In the early 1960s, the pop music flood that was the British Invasion included several bands that tried to present something a little different from what was being offered by the likes of the Beatles and Rolling Stones. One of the groups that seemed to be having a lot of fun was Freddy and the Dreamers, a quintet that performed in a goofy comedic style and also featured a strange dance named after its leader.
Freddie Garrity was active in the British skiffle movement in the 1950s, but by the time the Beatles became a sensation in the early 1960s he was leading a pop group known as Freddie and the Dreamers. The combo, which included Peter Birrell, Roy Crewdson, Derek Quinn, and Bernie Dwyer, had enjoyed a couple of hit records in the UK, and soon took itself across the Atlantic to try to duplicate the success of earlier British imports.
Although “If You Gotta Make a Fool of Somebody” and “You Were Made for Me” were also Top Ten hits in the UK, the group’s only big US hit was “I’m Telling You Now.” But it was a huge success, reaching #1 on the charts, and for a while the band seemed to be everywhere. Appearing on tour and on TV, Freddie and his guys performed with a silly stage persona that included some comedy and also what they called the ‘Freddie’ — an awkward dance of sorts that featured Garrity bouncing and kicking as he sang, while his bandmates danced along with surprising precision.
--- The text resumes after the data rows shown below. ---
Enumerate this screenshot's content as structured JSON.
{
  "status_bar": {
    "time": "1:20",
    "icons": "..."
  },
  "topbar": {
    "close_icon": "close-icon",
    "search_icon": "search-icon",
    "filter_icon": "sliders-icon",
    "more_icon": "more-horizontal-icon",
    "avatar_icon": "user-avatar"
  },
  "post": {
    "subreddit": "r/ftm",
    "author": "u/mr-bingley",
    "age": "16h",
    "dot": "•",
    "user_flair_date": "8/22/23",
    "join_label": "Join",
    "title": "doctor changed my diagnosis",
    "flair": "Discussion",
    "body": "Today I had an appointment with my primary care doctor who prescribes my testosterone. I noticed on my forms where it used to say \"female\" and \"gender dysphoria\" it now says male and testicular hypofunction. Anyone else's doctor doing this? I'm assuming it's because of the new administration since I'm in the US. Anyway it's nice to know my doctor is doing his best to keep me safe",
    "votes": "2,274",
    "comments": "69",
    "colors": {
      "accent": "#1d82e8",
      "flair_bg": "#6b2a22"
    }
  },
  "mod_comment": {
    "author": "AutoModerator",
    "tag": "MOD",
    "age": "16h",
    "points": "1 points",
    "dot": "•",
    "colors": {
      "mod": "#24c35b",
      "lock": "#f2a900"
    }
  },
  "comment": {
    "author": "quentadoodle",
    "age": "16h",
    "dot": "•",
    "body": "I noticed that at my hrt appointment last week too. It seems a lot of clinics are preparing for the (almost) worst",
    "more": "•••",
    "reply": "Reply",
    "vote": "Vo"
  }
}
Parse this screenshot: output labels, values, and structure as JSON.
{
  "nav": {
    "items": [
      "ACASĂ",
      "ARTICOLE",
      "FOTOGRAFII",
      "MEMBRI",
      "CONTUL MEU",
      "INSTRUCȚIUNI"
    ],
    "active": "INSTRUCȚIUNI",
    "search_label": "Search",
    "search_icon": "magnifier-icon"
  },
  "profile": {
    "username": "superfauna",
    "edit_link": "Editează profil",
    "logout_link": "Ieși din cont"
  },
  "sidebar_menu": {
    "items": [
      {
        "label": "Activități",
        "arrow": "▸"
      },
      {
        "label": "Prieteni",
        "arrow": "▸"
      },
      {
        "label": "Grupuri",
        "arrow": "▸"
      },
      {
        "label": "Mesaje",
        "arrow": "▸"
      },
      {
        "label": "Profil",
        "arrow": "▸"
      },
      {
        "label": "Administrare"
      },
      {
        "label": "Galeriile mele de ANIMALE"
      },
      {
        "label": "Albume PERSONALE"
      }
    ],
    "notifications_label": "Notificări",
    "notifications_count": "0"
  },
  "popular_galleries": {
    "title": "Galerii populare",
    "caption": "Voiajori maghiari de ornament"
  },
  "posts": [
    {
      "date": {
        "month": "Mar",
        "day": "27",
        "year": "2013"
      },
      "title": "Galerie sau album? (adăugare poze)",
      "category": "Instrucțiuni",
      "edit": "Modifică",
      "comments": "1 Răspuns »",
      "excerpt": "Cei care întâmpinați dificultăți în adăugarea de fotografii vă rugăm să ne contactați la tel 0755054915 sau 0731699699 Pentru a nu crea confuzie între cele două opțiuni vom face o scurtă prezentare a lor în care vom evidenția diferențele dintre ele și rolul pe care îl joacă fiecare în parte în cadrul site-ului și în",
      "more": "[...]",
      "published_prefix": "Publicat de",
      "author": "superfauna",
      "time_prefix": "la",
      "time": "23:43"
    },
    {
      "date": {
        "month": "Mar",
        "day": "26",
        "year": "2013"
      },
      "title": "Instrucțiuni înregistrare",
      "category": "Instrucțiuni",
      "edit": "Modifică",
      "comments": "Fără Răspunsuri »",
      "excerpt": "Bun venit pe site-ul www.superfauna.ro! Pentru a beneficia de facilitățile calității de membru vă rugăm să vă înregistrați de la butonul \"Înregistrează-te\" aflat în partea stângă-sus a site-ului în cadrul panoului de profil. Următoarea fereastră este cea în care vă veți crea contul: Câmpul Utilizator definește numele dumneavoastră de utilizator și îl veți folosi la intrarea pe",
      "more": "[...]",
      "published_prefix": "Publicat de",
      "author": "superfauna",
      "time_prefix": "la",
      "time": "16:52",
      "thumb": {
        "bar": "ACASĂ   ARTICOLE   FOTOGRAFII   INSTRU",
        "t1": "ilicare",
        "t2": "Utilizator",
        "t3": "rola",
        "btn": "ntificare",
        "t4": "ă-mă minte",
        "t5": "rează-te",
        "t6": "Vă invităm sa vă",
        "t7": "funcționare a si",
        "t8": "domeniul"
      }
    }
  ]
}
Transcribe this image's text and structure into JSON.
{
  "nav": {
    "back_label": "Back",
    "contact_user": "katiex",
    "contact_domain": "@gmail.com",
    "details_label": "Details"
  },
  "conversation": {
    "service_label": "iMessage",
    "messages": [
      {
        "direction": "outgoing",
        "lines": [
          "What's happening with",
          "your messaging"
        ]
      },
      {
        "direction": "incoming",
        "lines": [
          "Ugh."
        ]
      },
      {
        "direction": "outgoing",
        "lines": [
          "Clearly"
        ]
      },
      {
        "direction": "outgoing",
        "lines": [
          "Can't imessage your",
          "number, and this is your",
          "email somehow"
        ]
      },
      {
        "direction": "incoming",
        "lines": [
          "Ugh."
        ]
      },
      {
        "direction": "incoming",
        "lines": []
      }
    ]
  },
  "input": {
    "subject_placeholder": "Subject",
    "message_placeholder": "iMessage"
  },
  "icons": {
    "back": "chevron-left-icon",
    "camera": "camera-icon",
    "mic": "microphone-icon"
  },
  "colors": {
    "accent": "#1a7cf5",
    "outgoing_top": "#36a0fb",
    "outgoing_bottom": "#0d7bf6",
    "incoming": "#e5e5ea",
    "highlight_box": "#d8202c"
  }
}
Since new dances were always popping up in that era, it didn’t take long for the Freddie to picked up by guys like Chubby Checker, but it was a short-lived fad. Freddie and the Dreamers soon began to fade in popularity too, at least in the US, but continued to entertain fans for a while back in the UK before finally dissolving in the late 1960s. In later years, Garrity led newly-constructed groups off and on, finding occasional success before ill health slowed him down and eventually caused his retirement. He was 69 when he died in 2006.